Currently I can't even smoke a cigarette outside licensed cafes and pubs legally, or within 4m of the entry of any public building.
Public pools, sporting grounds, shopping centres, public transport stops and platforms, including taxi ranks and all commercial outdoor dining areas are out of bounds. Goodbye freedom.
In a year-long City of Sydney smoke-free trial in Martin Place, four out of five people surveyed supported the trial and supported an extension of the trial to other areas of the city.
On top of that, in NSW, anything that gives publicity to, or promotes the purchase or use of tobacco can be considered a "tobacco advertisement".
Even this article you're reading cannot be seen to encourage smoking. It can't reproduce old ads or show scenes of smoking unless it is in a negative context.
Even to speak of how, historically, smoking was made cool by Hollywood stars and the ever-present fug in dimly-lit jazz clubs runs the risk of glorifying it.
Yet everyone wants a piece of this "dirty habit". According to analysis by comparison website Finder.com.au, smokers usually pay 50 per cent more on their monthly life insurance premiums than non-smokers.
When I started smoking, more than 15 years ago, cigarette packs cost a measly $8, instead of the overtaxed $40 you pay now (the government managed to rake in $10.69 billion in tobacco excise last year alone). No one had heard of plain packaging and, if you really wanted, you could shop up a cigarette storm at duty free. Now you're allowed to bring just a packet or two into the country.

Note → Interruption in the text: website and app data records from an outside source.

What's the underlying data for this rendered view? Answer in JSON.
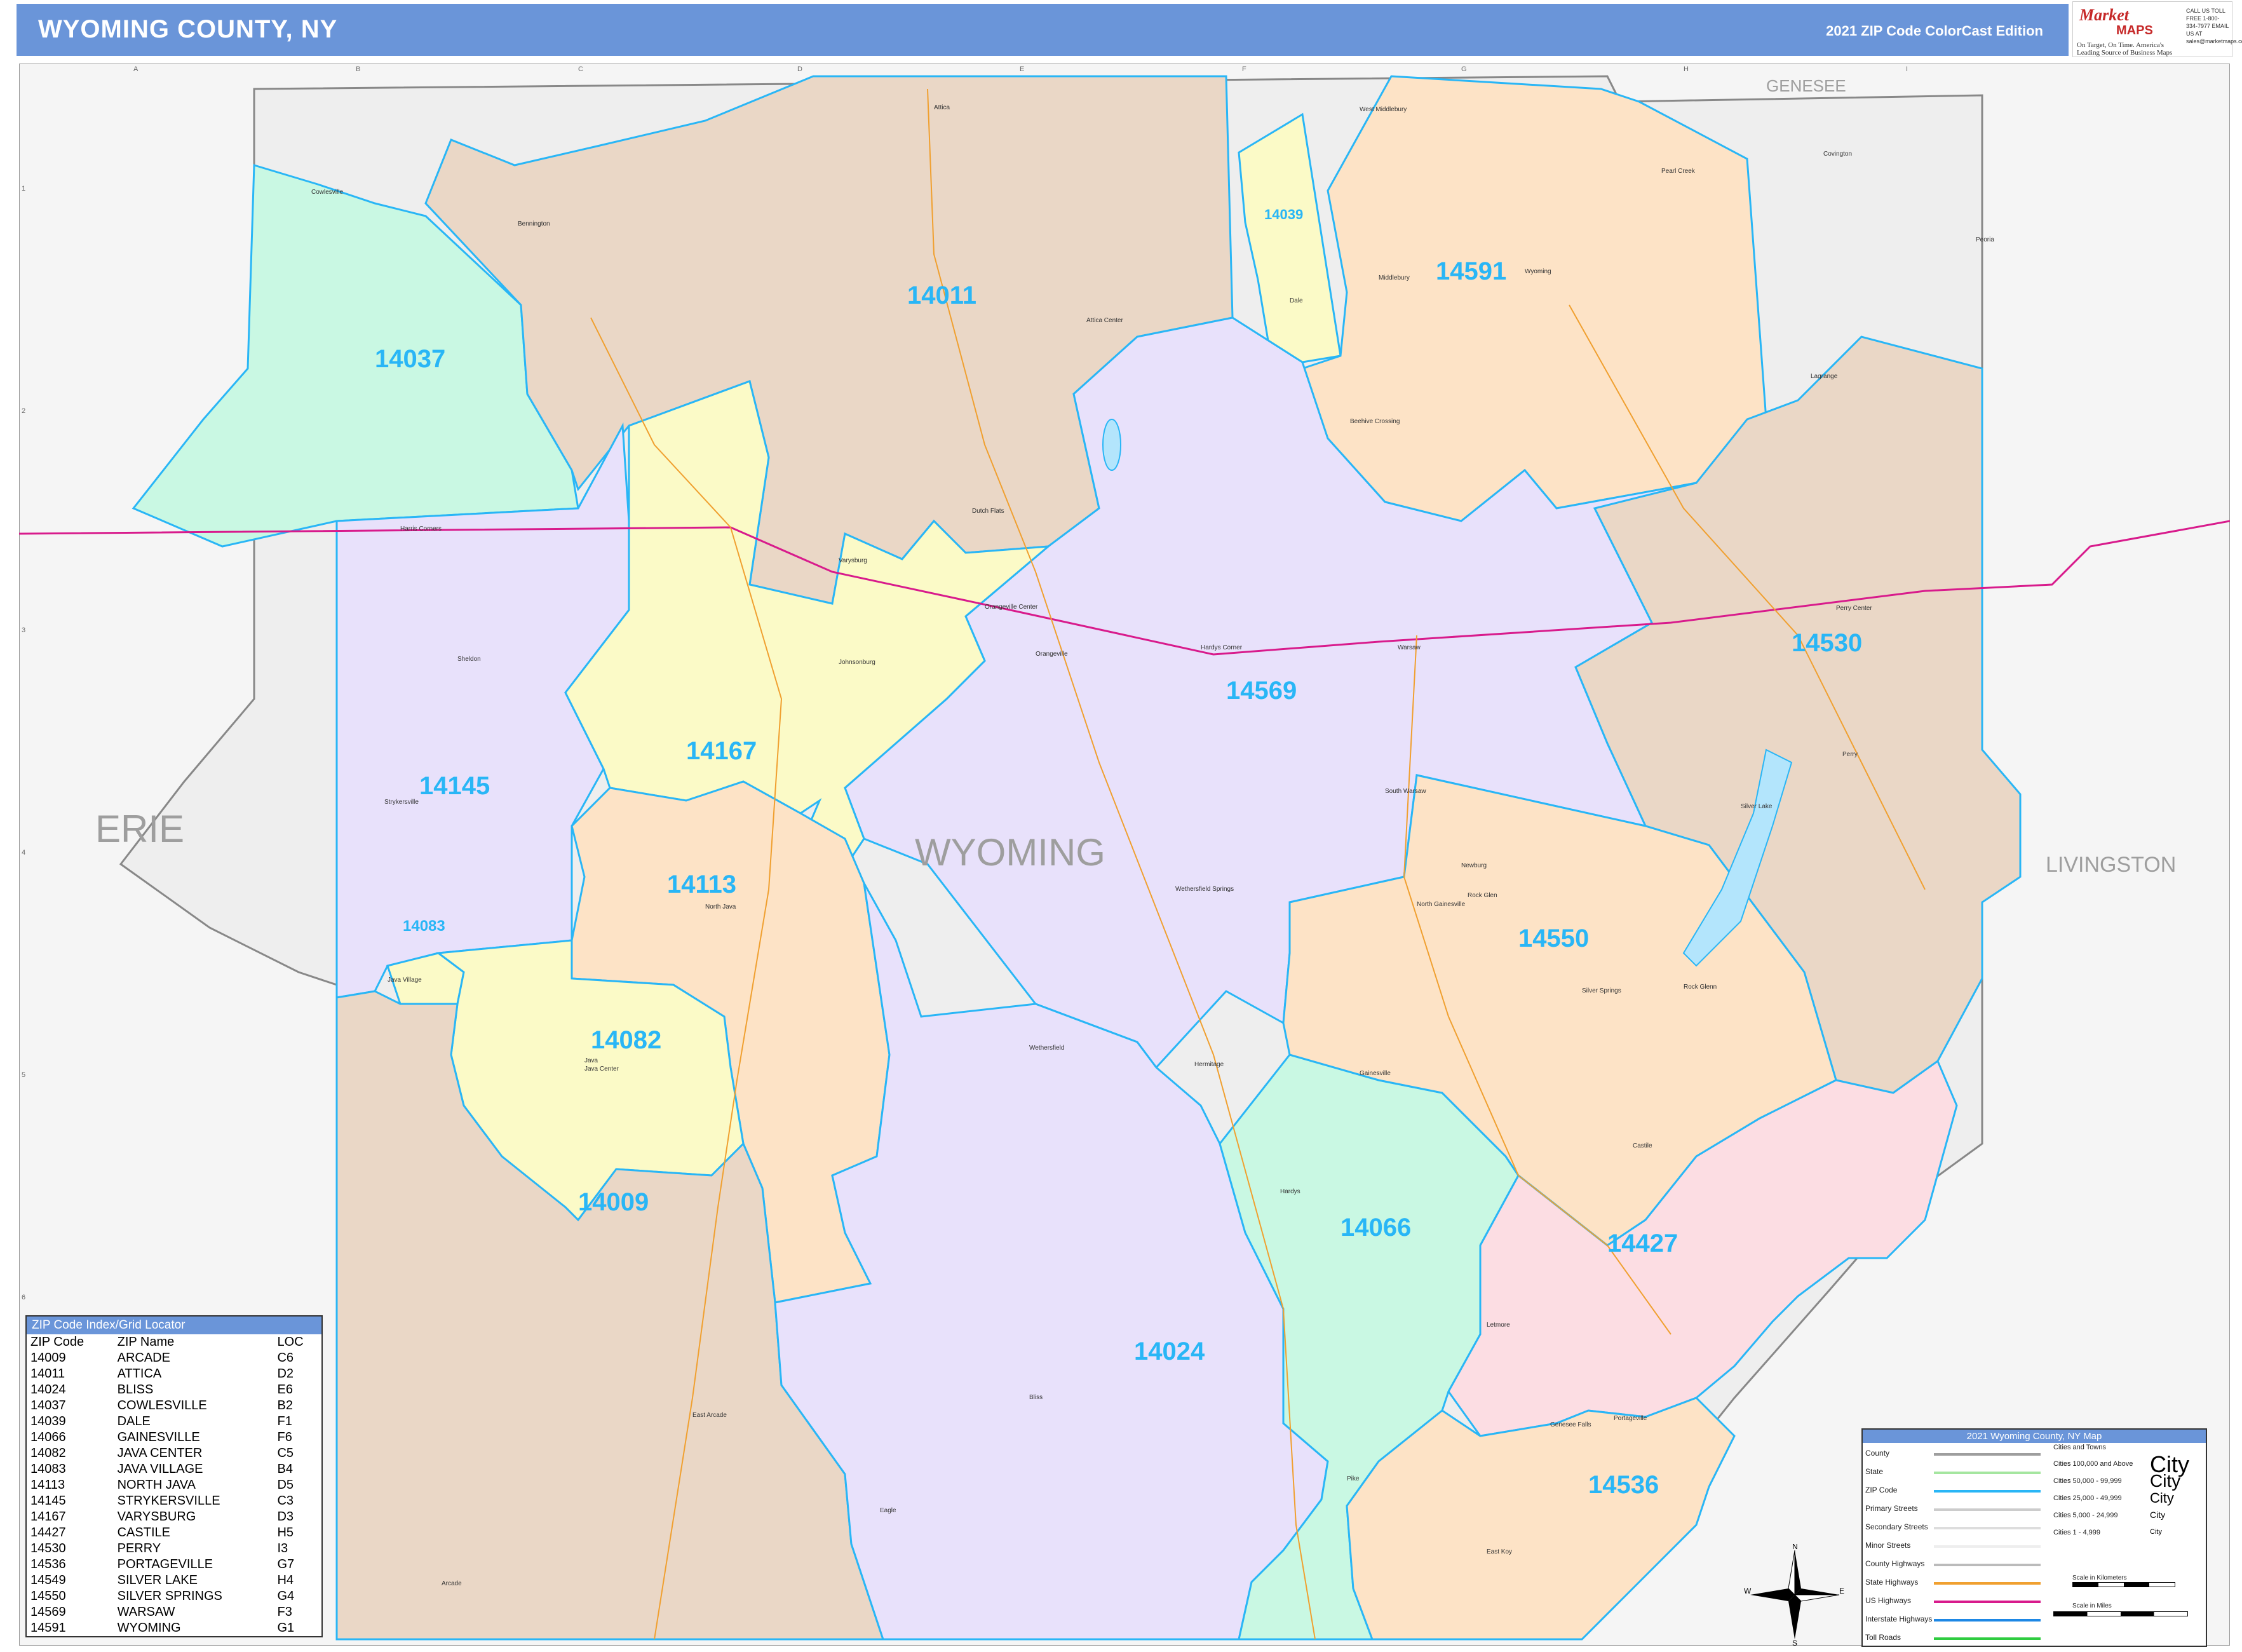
{
  "header": {
    "title": "WYOMING COUNTY, NY",
    "edition": "2021 ZIP Code ColorCast Edition",
    "background_color": "#6a95d9"
  },
  "logo": {
    "brand": "Market",
    "maps": "MAPS",
    "tagline": "On Target, On Time. America's Leading Source of Business Maps",
    "contact": "CALL US TOLL FREE 1-800-334-7977 EMAIL US AT sales@marketmaps.com"
  },
  "map": {
    "county_name": "WYOMING",
    "neighbors": {
      "west": "ERIE",
      "north": "GENESEE",
      "east": "LIVINGSTON"
    },
    "zip_labels": [
      {
        "zip": "14037",
        "color": "#c9f8e3"
      },
      {
        "zip": "14011",
        "color": "#ead7c6"
      },
      {
        "zip": "14039",
        "color": "#fbfac7"
      },
      {
        "zip": "14591",
        "color": "#fde3c6"
      },
      {
        "zip": "14530",
        "color": "#ead7c6"
      },
      {
        "zip": "14569",
        "color": "#e8e1fb"
      },
      {
        "zip": "14145",
        "color": "#e8e1fb"
      },
      {
        "zip": "14167",
        "color": "#fbfac7"
      },
      {
        "zip": "14113",
        "color": "#fde3c6"
      },
      {
        "zip": "14083",
        "color": "#fbfac7"
      },
      {
        "zip": "14082",
        "color": "#fbfac7"
      },
      {
        "zip": "14009",
        "color": "#ead7c6"
      },
      {
        "zip": "14550",
        "color": "#fde3c6"
      },
      {
        "zip": "14066",
        "color": "#c9f8e3"
      },
      {
        "zip": "14427",
        "color": "#fcdde3"
      },
      {
        "zip": "14024",
        "color": "#e8e1fb"
      },
      {
        "zip": "14536",
        "color": "#fde3c6"
      }
    ],
    "towns": [
      "Attica",
      "Cowlesville",
      "Bennington",
      "West Middlebury",
      "Dale",
      "Middlebury",
      "Wyoming",
      "Pearl Creek",
      "Covington",
      "Peoria",
      "Attica Center",
      "Beehive Crossing",
      "Harris Corners",
      "Varysburg",
      "Dutch Flats",
      "Orangeville Center",
      "Orangeville",
      "Johnsonburg",
      "Hardys Corner",
      "Warsaw",
      "Perry Center",
      "Perry",
      "Lagrange",
      "Sheldon",
      "Strykersville",
      "South Warsaw",
      "Silver Lake",
      "Newburg",
      "Rock Glen",
      "North Gainesville",
      "Wethersfield Springs",
      "North Java",
      "Java Village",
      "Java",
      "Java Center",
      "Wethersfield",
      "Hermitage",
      "Gainesville",
      "Silver Springs",
      "Rock Glenn",
      "Castile",
      "Hardys",
      "Letmore",
      "Bliss",
      "East Arcade",
      "Genesee Falls",
      "Portageville",
      "Pike",
      "Eagle",
      "Arcade",
      "East Koy"
    ],
    "grid_cols": [
      "A",
      "B",
      "C",
      "D",
      "E",
      "F",
      "G",
      "H",
      "I"
    ],
    "grid_rows": [
      "1",
      "2",
      "3",
      "4",
      "5",
      "6"
    ]
  },
  "zip_index": {
    "title": "ZIP Code Index/Grid Locator",
    "headers": [
      "ZIP Code",
      "ZIP Name",
      "LOC"
    ],
    "rows": [
      [
        "14009",
        "ARCADE",
        "C6"
      ],
      [
        "14011",
        "ATTICA",
        "D2"
      ],
      [
        "14024",
        "BLISS",
        "E6"
      ],
      [
        "14037",
        "COWLESVILLE",
        "B2"
      ],
      [
        "14039",
        "DALE",
        "F1"
      ],
      [
        "14066",
        "GAINESVILLE",
        "F6"
      ],
      [
        "14082",
        "JAVA CENTER",
        "C5"
      ],
      [
        "14083",
        "JAVA VILLAGE",
        "B4"
      ],
      [
        "14113",
        "NORTH JAVA",
        "D5"
      ],
      [
        "14145",
        "STRYKERSVILLE",
        "C3"
      ],
      [
        "14167",
        "VARYSBURG",
        "D3"
      ],
      [
        "14427",
        "CASTILE",
        "H5"
      ],
      [
        "14530",
        "PERRY",
        "I3"
      ],
      [
        "14536",
        "PORTAGEVILLE",
        "G7"
      ],
      [
        "14549",
        "SILVER LAKE",
        "H4"
      ],
      [
        "14550",
        "SILVER SPRINGS",
        "G4"
      ],
      [
        "14569",
        "WARSAW",
        "F3"
      ],
      [
        "14591",
        "WYOMING",
        "G1"
      ]
    ]
  },
  "legend": {
    "title": "2021 Wyoming County, NY Map",
    "items": [
      {
        "label": "County",
        "color": "#9e9e9e"
      },
      {
        "label": "State",
        "color": "#a5e6a0"
      },
      {
        "label": "ZIP Code",
        "color": "#29b6f6"
      },
      {
        "label": "Primary Streets",
        "color": "#cccccc"
      },
      {
        "label": "Secondary Streets",
        "color": "#dddddd"
      },
      {
        "label": "Minor Streets",
        "color": "#eeeeee"
      },
      {
        "label": "County Highways",
        "color": "#bbbbbb"
      },
      {
        "label": "State Highways",
        "color": "#f0a030"
      },
      {
        "label": "US Highways",
        "color": "#d81b8c"
      },
      {
        "label": "Interstate Highways",
        "color": "#1e88e5"
      },
      {
        "label": "Toll Roads",
        "color": "#2ecc40"
      }
    ],
    "cities_header": "Cities and Towns",
    "cities": [
      {
        "label": "Cities 100,000 and Above",
        "sample": "City"
      },
      {
        "label": "Cities 50,000 - 99,999",
        "sample": "City"
      },
      {
        "label": "Cities 25,000 - 49,999",
        "sample": "City"
      },
      {
        "label": "Cities 5,000 - 24,999",
        "sample": "City"
      },
      {
        "label": "Cities 1 - 4,999",
        "sample": "City"
      }
    ],
    "scale_km": "Scale in Kilometers",
    "scale_mi": "Scale in Miles"
  },
  "compass": {
    "n": "N",
    "s": "S",
    "e": "E",
    "w": "W"
  }
}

Since then I have travelled across the globe from Samoa to Sweden, Antarctica to Abu Dhabi, Berlin to Bondi - and never felt so shunned as a smoker than here, in judgment town Australia.

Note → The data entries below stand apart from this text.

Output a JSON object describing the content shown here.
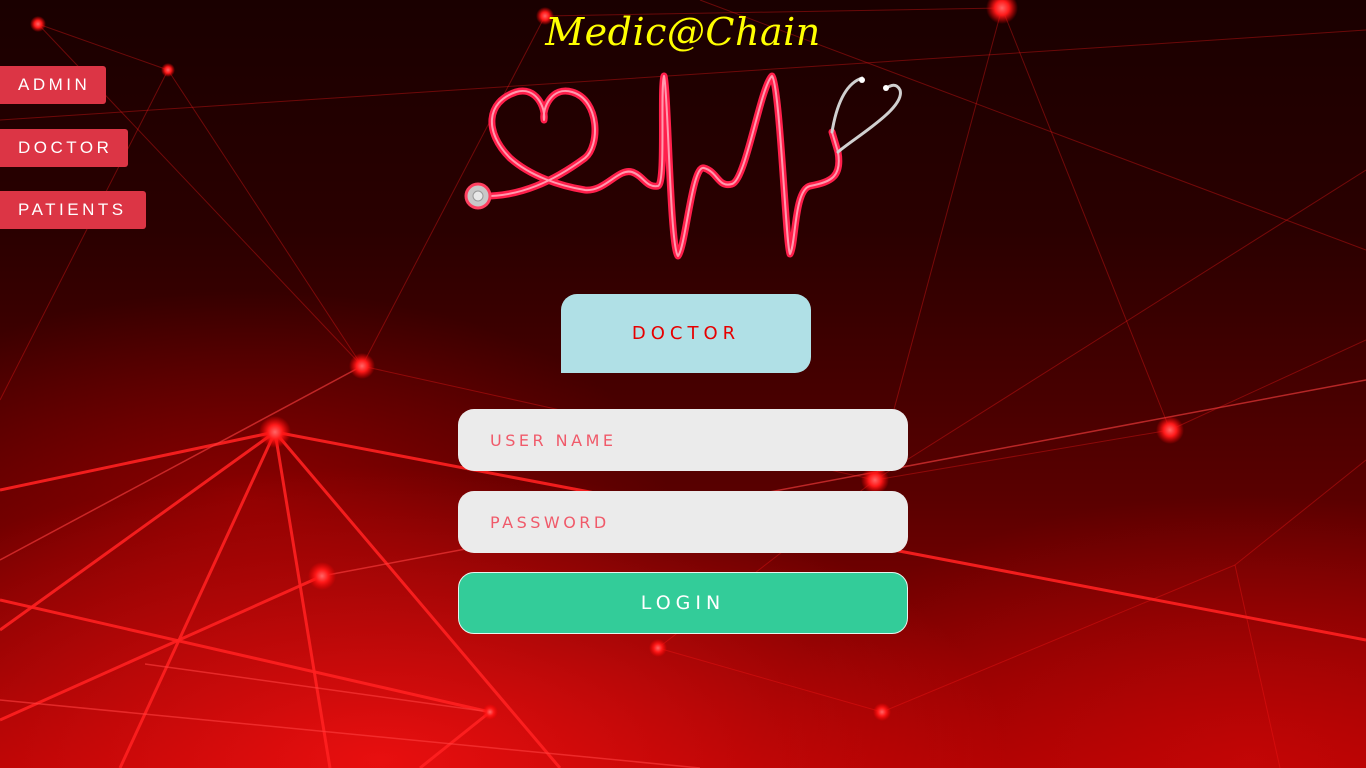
{
  "brand": {
    "title": "Medic@Chain",
    "logo_icon": "heartbeat-stethoscope-icon"
  },
  "role_nav": {
    "items": [
      {
        "label": "ADMIN"
      },
      {
        "label": "DOCTOR"
      },
      {
        "label": "PATIENTS"
      }
    ]
  },
  "login_form": {
    "title": "DOCTOR",
    "username": {
      "value": "",
      "placeholder": "USER NAME"
    },
    "password": {
      "value": "",
      "placeholder": "PASSWORD"
    },
    "submit_label": "LOGIN"
  },
  "colors": {
    "title": "#ffff00",
    "role_button": "#dc3545",
    "form_title_bg": "#b0e0e6",
    "form_title_text": "#e60000",
    "input_bg": "#ebebeb",
    "placeholder": "#f05a6a",
    "login_button": "#33cc99",
    "background": "#8b0000"
  }
}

Maybe it's because we are a nation of fitness freaks, of sex and skin, that we care so much about our health that we choose to rain judgment upon those who light up.
At a New Year's Eve party I found myself stuck in an incredibly frustrating conversation with a non-smoker who "just didn't get it". I sat there and listened with gritted teeth while she criticised me for my choices in life. Happy new year, me.
Last year I was regularly sprayed with a Super Soaker by a crazy yogi whose studio sat above a quiet smoking spot I would adjourn to. Today, it's a wasteland devoid of smokers.
Now, I'm all for quitting and getting off the cigs, but in my own time and when I want to.
According to the 2016 National Drug Strategy Household Survey, daily smoking rates for Australians aged 18 and over dropped from 20 per cent in 2001 to 13 per cent in 2016. People who have quit smoking outnumber people who currently smoke: in 2016, 61 per cent of people who had ever smoked had quit. The last national health survey in 2014-15 found 2.6 million adults (14.5 per cent) smoked daily, down from almost 25 per cent in 1995.
The writing is on the wall for cigarettes as we know them, but it won't mean the end of bad habits.
A national survey of adolescent drug use in the US found while cigarette smoking had dropped, marijuana use had risen.
One of the world's biggest tobacco companies, Philip Morris, has already announced plans to "quit" for good, and hopes to stop production of cigarettes, in place of vapes and heated tobacco products, by 2020 in a bid for a "smoke free" Australia.
"I hope by 2020 we stop selling conventional cigarettes if not completely, then handing them over to someone else to worry about," Paul Riley, president of Philip Morris Japan, told me last month. "If we can go hard enough, we'll be close by the end of 2020 not to have to sell the conventional product (cigarettes).
"The reality is you can't get away from the fact the WHO (World Health Organisation) itself says that even if they continue with the same methods they have today, like plain packaging, higher taxes, the number of people smoking in 20 years' time is not going to be too much different from today."
I try to hide my smoking as best I can these days. I'd rather a cigarette in silence than socially. It's become my own secret shame in a weird way.
It seems I might be fighting a losing battle.